Art Labor Gallery seeks to carve out a unique space between contemporary international art and Chinese art while featuring work that explores the tensions between tradition and the cutting edge.
In terms of the work shown on the storefront gallery’s wall, that often means new and emerging artists, new styles, new materials and an emphasis on a return to craftsmanship and skill.
In even more concrete terms, visitors are as likely to see work by Chinese artists combining sophisticated references to global pop and media culture with new takes on old techniques, from ceramics to paper cutting to ink wash painting on rice paper scrolls. Or they might chance across a show featuring non-Chinese artists working in new and mixed media incorporating everything from epoxy resin to elaborately lathed woodwork to painstakingly manipulated digital photographic prints.
The gallery’s point is that Chinese art is international art and that international art has a home in China, in dialog with Chinese artists and curators; Art Labor seeks to illuminate one path leading from the post-Cultural Revolution creative impasse that Chinese art finds itself in (pop-socialist-realist Mao/Coca-Cola paintings, anyone?) to a global market where the emphasis is on innovative work, no matter where it’s from.

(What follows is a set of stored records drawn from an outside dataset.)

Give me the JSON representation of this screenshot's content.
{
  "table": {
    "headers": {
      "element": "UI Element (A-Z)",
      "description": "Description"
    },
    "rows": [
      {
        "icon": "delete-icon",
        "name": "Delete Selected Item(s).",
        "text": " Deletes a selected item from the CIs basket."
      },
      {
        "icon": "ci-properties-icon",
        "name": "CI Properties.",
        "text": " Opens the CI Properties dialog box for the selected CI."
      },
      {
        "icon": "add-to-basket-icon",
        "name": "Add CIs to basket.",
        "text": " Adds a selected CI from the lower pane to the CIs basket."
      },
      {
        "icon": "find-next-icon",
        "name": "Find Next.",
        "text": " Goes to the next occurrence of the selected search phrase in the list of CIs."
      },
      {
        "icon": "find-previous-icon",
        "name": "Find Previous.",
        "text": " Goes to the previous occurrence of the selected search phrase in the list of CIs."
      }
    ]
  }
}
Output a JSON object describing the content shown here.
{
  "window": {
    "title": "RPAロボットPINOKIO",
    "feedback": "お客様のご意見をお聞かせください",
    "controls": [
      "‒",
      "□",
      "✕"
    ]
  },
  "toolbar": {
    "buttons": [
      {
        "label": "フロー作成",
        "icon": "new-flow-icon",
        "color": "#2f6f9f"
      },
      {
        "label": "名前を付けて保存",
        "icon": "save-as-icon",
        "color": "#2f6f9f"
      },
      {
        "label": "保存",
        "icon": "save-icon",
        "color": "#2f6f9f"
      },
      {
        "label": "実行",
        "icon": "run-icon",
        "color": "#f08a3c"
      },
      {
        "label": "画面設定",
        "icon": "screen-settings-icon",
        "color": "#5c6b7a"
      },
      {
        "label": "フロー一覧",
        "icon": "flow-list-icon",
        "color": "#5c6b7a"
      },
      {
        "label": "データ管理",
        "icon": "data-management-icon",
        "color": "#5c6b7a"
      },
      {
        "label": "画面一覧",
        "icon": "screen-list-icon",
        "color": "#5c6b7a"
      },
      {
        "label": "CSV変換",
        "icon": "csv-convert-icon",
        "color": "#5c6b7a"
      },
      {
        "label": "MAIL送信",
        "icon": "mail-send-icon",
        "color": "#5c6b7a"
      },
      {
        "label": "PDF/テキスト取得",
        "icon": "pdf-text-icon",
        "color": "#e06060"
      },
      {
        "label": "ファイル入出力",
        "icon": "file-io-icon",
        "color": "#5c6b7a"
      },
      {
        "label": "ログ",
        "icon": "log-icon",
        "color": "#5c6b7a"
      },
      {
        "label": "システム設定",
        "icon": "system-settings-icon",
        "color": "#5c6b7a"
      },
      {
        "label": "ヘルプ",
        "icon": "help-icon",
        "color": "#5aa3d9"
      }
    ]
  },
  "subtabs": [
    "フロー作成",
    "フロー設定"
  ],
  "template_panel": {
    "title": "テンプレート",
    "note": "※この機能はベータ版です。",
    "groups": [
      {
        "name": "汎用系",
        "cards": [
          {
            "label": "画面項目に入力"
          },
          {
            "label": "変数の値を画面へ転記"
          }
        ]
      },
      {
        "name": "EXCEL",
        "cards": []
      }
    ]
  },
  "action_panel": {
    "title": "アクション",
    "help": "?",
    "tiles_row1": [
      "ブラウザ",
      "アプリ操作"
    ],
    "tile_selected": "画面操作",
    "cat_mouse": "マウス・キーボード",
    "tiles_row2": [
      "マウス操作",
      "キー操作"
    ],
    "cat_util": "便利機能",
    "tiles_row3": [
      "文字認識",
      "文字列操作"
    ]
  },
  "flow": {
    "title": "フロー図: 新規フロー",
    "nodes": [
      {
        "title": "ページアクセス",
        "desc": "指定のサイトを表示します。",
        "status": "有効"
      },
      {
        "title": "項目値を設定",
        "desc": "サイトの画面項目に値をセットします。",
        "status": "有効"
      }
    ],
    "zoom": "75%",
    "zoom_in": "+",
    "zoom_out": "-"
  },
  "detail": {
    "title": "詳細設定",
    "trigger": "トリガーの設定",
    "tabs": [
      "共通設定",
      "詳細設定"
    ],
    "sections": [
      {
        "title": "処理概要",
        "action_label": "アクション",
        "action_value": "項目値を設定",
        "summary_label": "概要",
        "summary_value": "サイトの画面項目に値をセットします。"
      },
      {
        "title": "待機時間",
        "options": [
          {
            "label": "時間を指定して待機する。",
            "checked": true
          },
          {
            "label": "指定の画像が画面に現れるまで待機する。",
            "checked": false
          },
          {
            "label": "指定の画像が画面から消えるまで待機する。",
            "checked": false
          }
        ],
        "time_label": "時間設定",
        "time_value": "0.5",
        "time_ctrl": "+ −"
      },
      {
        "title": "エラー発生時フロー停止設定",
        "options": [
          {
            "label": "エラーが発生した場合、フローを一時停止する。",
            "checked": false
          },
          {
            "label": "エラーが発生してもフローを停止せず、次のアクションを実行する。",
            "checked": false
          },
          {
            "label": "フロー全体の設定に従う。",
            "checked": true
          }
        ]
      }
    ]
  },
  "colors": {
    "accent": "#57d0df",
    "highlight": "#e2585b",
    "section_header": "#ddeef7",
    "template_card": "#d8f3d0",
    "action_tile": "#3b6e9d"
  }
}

Situated on Yongjia Lu just off Shaanxi Nan Lu (for now, at least; construction of a block-busting “music park” and amphitheater threatens to engulf the remaining stores on Yongjia), Art Labor is one of a number of French Concession art galleries that make for a pleasant neighborhood afternoon art walk—the up-and-coming OV Gallery on Shaoxing Lu and the Shanghai branch of New York’s top-shelf James Cohan Gallery being particularly notable examples of other galleries outside of the well-known Moganshan Lu gallery row.